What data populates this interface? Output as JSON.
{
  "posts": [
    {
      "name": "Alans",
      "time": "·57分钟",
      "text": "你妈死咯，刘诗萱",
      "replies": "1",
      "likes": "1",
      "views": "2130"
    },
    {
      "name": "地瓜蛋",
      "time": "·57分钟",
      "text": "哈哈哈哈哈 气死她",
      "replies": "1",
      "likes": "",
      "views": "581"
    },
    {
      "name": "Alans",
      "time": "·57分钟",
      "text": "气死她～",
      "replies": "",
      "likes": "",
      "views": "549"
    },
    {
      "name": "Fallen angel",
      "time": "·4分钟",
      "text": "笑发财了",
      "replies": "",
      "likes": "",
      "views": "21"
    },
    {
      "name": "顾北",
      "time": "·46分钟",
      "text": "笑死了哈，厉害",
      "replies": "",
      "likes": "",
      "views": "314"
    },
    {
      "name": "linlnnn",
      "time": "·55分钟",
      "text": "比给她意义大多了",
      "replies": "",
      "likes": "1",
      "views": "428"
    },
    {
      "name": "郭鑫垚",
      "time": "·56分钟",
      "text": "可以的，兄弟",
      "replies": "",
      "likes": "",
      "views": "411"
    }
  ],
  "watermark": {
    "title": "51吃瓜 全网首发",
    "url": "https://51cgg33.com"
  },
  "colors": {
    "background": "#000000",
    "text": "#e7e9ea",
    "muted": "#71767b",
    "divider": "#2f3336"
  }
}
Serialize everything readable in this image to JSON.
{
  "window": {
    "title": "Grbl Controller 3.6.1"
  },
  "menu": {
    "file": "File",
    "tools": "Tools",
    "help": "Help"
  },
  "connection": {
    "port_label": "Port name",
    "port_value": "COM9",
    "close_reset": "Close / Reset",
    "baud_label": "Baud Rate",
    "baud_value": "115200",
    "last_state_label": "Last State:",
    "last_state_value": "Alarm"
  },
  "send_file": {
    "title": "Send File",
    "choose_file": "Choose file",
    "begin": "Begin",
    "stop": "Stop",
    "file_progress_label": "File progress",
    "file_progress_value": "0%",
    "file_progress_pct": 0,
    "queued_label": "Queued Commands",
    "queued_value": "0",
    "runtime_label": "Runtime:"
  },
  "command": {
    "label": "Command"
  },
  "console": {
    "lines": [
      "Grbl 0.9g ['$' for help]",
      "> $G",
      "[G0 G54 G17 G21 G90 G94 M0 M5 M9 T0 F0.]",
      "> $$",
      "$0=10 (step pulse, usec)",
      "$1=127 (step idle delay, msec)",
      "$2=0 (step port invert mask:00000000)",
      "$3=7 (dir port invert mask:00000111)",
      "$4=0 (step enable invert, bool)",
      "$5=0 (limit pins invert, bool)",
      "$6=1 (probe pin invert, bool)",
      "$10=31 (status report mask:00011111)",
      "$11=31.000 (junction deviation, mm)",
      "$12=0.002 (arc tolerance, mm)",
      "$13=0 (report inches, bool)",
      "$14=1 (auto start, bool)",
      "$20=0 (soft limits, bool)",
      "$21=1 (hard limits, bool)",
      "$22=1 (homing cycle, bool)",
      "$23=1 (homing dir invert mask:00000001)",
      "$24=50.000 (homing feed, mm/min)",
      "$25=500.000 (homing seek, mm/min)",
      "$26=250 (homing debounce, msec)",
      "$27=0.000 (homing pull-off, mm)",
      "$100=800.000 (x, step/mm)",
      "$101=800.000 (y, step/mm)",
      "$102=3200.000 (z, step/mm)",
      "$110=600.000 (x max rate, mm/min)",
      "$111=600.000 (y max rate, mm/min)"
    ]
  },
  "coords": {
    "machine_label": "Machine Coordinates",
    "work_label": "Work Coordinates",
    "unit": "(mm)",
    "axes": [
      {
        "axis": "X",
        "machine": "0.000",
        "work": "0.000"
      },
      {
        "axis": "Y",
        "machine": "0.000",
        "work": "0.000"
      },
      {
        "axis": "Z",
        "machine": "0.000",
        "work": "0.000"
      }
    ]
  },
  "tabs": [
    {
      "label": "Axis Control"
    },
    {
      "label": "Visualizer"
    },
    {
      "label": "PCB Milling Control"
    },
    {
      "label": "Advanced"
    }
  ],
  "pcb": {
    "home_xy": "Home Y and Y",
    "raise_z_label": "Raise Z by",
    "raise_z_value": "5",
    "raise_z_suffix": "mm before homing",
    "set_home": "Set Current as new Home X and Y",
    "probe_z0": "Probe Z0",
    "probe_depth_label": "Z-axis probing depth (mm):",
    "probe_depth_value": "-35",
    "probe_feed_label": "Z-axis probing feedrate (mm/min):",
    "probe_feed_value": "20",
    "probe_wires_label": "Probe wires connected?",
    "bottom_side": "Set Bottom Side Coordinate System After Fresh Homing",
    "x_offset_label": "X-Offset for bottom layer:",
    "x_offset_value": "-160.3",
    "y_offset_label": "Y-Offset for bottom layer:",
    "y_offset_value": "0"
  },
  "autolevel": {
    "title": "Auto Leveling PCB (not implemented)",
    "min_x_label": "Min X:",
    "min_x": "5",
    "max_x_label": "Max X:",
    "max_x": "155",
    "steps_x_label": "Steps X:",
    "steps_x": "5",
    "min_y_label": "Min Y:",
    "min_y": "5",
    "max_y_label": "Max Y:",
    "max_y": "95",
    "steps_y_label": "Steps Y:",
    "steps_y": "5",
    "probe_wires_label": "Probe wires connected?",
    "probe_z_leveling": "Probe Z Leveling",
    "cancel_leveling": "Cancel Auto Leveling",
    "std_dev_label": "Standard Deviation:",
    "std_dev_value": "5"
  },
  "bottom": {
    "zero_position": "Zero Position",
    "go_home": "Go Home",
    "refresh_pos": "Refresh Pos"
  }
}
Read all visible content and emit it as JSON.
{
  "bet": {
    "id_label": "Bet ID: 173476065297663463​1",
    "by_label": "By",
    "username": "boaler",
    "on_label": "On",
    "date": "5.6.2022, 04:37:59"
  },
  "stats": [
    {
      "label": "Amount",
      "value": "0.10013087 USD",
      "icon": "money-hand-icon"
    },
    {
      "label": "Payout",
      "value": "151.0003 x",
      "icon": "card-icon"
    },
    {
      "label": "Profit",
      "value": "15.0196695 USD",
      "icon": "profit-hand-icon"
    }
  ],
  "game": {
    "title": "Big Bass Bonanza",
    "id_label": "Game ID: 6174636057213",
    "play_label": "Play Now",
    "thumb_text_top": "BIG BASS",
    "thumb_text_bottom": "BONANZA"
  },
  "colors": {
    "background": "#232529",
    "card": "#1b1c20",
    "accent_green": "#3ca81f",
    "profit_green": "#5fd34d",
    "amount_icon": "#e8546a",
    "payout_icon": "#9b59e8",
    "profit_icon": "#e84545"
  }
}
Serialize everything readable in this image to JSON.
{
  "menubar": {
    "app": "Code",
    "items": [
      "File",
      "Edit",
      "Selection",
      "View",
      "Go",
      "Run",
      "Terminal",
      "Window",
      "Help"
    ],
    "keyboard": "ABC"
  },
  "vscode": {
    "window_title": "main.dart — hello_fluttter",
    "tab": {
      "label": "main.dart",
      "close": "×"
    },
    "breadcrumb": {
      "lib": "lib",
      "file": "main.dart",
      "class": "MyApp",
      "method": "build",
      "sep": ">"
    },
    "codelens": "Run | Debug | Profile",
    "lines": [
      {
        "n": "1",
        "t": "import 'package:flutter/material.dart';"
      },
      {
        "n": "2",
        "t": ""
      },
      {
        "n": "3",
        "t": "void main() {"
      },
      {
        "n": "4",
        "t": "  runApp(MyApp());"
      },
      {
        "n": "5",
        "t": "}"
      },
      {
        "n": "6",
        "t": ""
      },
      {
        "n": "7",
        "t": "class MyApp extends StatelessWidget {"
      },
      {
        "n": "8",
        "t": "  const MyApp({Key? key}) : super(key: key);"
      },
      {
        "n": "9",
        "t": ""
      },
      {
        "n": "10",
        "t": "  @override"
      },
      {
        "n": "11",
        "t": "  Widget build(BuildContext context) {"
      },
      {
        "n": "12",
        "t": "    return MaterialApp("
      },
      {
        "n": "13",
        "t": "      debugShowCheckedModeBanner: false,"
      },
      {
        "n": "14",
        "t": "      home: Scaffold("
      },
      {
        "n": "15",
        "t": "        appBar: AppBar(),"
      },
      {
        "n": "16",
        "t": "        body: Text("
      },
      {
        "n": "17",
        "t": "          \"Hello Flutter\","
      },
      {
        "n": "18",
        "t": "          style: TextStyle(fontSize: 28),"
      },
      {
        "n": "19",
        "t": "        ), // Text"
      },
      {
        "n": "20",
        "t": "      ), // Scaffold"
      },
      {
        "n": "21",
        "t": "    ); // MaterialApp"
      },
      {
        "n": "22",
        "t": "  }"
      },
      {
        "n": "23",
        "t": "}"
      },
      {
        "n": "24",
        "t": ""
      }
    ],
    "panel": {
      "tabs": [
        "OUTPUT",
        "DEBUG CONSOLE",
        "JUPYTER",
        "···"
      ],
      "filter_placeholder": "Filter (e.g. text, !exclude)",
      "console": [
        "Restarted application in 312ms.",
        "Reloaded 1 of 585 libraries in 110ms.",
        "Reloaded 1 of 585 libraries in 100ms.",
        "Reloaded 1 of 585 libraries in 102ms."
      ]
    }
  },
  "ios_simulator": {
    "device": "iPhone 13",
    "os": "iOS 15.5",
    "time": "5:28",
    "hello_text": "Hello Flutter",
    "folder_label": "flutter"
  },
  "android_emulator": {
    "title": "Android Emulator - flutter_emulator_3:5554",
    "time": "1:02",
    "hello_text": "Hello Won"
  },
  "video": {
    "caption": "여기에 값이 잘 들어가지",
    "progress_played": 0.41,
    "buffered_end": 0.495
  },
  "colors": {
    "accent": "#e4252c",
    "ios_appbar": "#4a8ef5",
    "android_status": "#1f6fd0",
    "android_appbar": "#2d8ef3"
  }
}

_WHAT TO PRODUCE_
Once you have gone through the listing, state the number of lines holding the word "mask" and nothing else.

_THE COMPLETED TASK_
4